Could you restate the entries below word for word and leave the images out?

↓↓↓

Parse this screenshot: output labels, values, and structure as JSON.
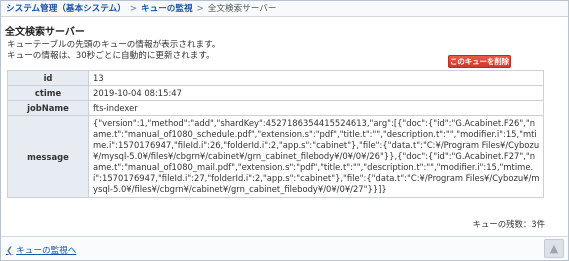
{
  "breadcrumb": {
    "root": "システム管理（基本システム）",
    "parent": "キューの監視",
    "current": "全文検索サーバー"
  },
  "page_title": "全文検索サーバー",
  "description": {
    "line1": "キューテーブルの先頭のキューの情報が表示されます。",
    "line2": "キューの情報は、30秒ごとに自動的に更新されます。"
  },
  "delete_button": "このキューを削除",
  "detail": {
    "id_label": "id",
    "id_value": "13",
    "ctime_label": "ctime",
    "ctime_value": "2019-10-04 08:15:47",
    "jobname_label": "jobName",
    "jobname_value": "fts-indexer",
    "message_label": "message",
    "message_value": "{\"version\":1,\"method\":\"add\",\"shardKey\":4527186354415524613,\"arg\":[{\"doc\":{\"id\":\"G.Acabinet.F26\",\"name.t\":\"manual_of1080_schedule.pdf\",\"extension.s\":\"pdf\",\"title.t\":\"\",\"description.t\":\"\",\"modifier.i\":15,\"mtime.i\":1570176947,\"fileId.i\":26,\"folderId.i\":2,\"app.s\":\"cabinet\"},\"file\":{\"data.t\":\"C:¥/Program Files¥/Cybozu¥/mysql-5.0¥/files¥/cbgrn¥/cabinet¥/grn_cabinet_filebody¥/0¥/0¥/26\"}},{\"doc\":{\"id\":\"G.Acabinet.F27\",\"name.t\":\"manual_of1080_mail.pdf\",\"extension.s\":\"pdf\",\"title.t\":\"\",\"description.t\":\"\",\"modifier.i\":15,\"mtime.i\":1570176947,\"fileId.i\":27,\"folderId.i\":2,\"app.s\":\"cabinet\"},\"file\":{\"data.t\":\"C:¥/Program Files¥/Cybozu¥/mysql-5.0¥/files¥/cbgrn¥/cabinet¥/grn_cabinet_filebody¥/0¥/0¥/27\"}}]}"
  },
  "queue_count": "キューの残数：3件",
  "back_link": "キューの監視へ",
  "icons": {
    "back": "chevron-left-icon",
    "scroll_top": "chevron-up-icon"
  },
  "colors": {
    "link": "#1a55a8",
    "delete_button": "#cc3a28",
    "header_cell": "#e6ecf2"
  }
}
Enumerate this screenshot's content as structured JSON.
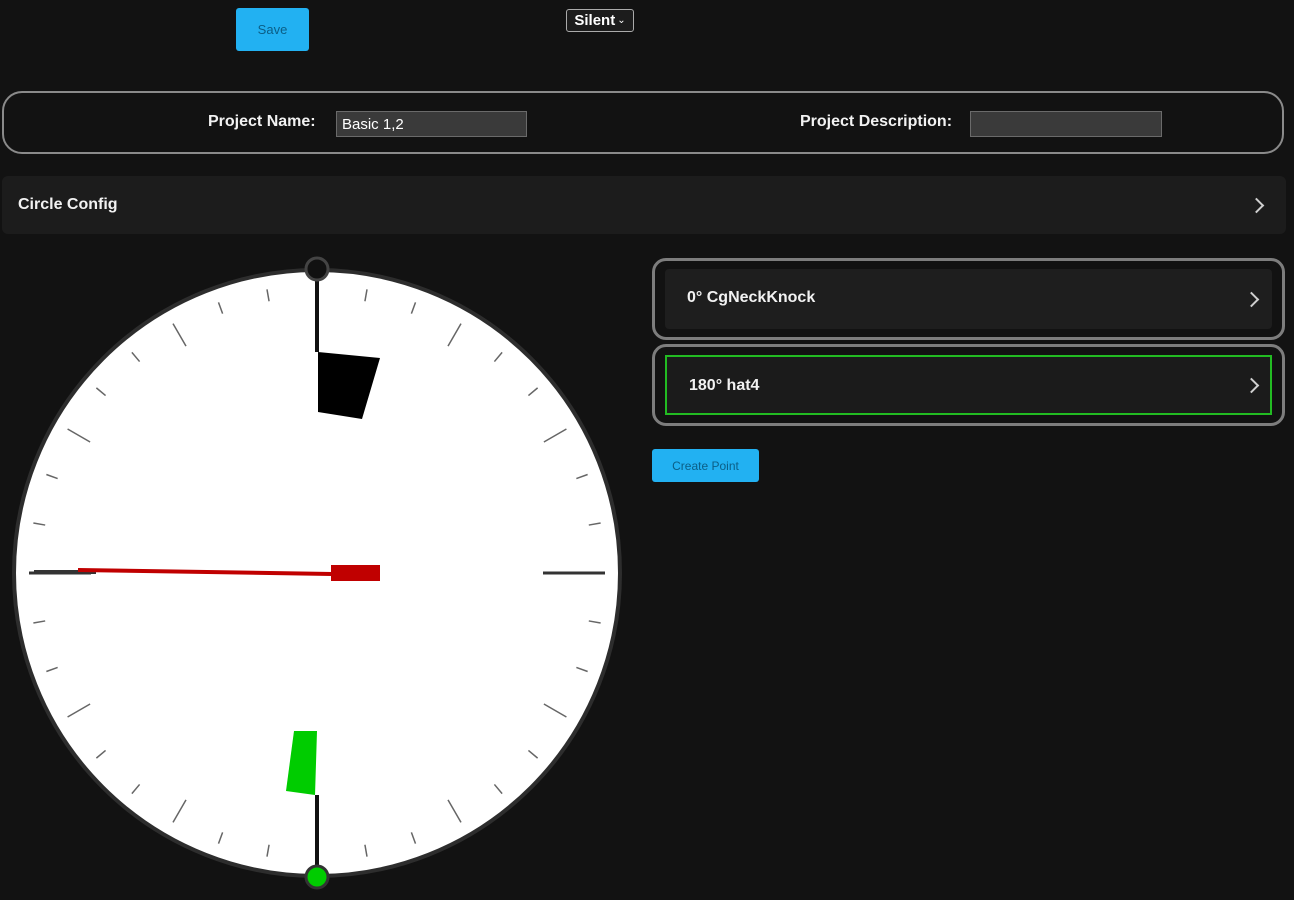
{
  "toolbar": {
    "save_label": "Save",
    "mode_select_value": "Silent"
  },
  "project": {
    "name_label": "Project Name:",
    "name_value": "Basic 1,2",
    "description_label": "Project Description:",
    "description_value": ""
  },
  "circle_config": {
    "title": "Circle Config"
  },
  "points": [
    {
      "label": "0° CgNeckKnock",
      "selected": false
    },
    {
      "label": "180° hat4",
      "selected": true
    }
  ],
  "create_point_label": "Create Point",
  "colors": {
    "accent": "#22b1f2",
    "selected_border": "#22bb22",
    "needle": "#c00000",
    "marker_top": "#000000",
    "marker_bottom": "#00cc00"
  },
  "dial": {
    "needle_angle_deg": 270,
    "markers": [
      {
        "angle_deg": 0,
        "color": "#000000"
      },
      {
        "angle_deg": 180,
        "color": "#00cc00"
      }
    ]
  }
}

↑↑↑

* **EXPECTED ANSWER**
Parse this screenshot: output labels, values, and structure as JSON.
{
  "breadcrumb": {
    "root": "システム管理（基本システム）",
    "parent": "キューの監視",
    "current": "全文検索サーバー"
  },
  "page_title": "全文検索サーバー",
  "description": {
    "line1": "キューテーブルの先頭のキューの情報が表示されます。",
    "line2": "キューの情報は、30秒ごとに自動的に更新されます。"
  },
  "delete_button": "このキューを削除",
  "detail": {
    "id_label": "id",
    "id_value": "13",
    "ctime_label": "ctime",
    "ctime_value": "2019-10-04 08:15:47",
    "jobname_label": "jobName",
    "jobname_value": "fts-indexer",
    "message_label": "message",
    "message_value": "{\"version\":1,\"method\":\"add\",\"shardKey\":4527186354415524613,\"arg\":[{\"doc\":{\"id\":\"G.Acabinet.F26\",\"name.t\":\"manual_of1080_schedule.pdf\",\"extension.s\":\"pdf\",\"title.t\":\"\",\"description.t\":\"\",\"modifier.i\":15,\"mtime.i\":1570176947,\"fileId.i\":26,\"folderId.i\":2,\"app.s\":\"cabinet\"},\"file\":{\"data.t\":\"C:¥/Program Files¥/Cybozu¥/mysql-5.0¥/files¥/cbgrn¥/cabinet¥/grn_cabinet_filebody¥/0¥/0¥/26\"}},{\"doc\":{\"id\":\"G.Acabinet.F27\",\"name.t\":\"manual_of1080_mail.pdf\",\"extension.s\":\"pdf\",\"title.t\":\"\",\"description.t\":\"\",\"modifier.i\":15,\"mtime.i\":1570176947,\"fileId.i\":27,\"folderId.i\":2,\"app.s\":\"cabinet\"},\"file\":{\"data.t\":\"C:¥/Program Files¥/Cybozu¥/mysql-5.0¥/files¥/cbgrn¥/cabinet¥/grn_cabinet_filebody¥/0¥/0¥/27\"}}]}"
  },
  "queue_count": "キューの残数：3件",
  "back_link": "キューの監視へ",
  "icons": {
    "back": "chevron-left-icon",
    "scroll_top": "chevron-up-icon"
  },
  "colors": {
    "link": "#1a55a8",
    "delete_button": "#cc3a28",
    "header_cell": "#e6ecf2"
  }
}
Enumerate this screenshot's content as structured JSON.
{
  "toolbar": {
    "save_label": "Save",
    "mode_select_value": "Silent"
  },
  "project": {
    "name_label": "Project Name:",
    "name_value": "Basic 1,2",
    "description_label": "Project Description:",
    "description_value": ""
  },
  "circle_config": {
    "title": "Circle Config"
  },
  "points": [
    {
      "label": "0° CgNeckKnock",
      "selected": false
    },
    {
      "label": "180° hat4",
      "selected": true
    }
  ],
  "create_point_label": "Create Point",
  "colors": {
    "accent": "#22b1f2",
    "selected_border": "#22bb22",
    "needle": "#c00000",
    "marker_top": "#000000",
    "marker_bottom": "#00cc00"
  },
  "dial": {
    "needle_angle_deg": 270,
    "markers": [
      {
        "angle_deg": 0,
        "color": "#000000"
      },
      {
        "angle_deg": 180,
        "color": "#00cc00"
      }
    ]
  }
}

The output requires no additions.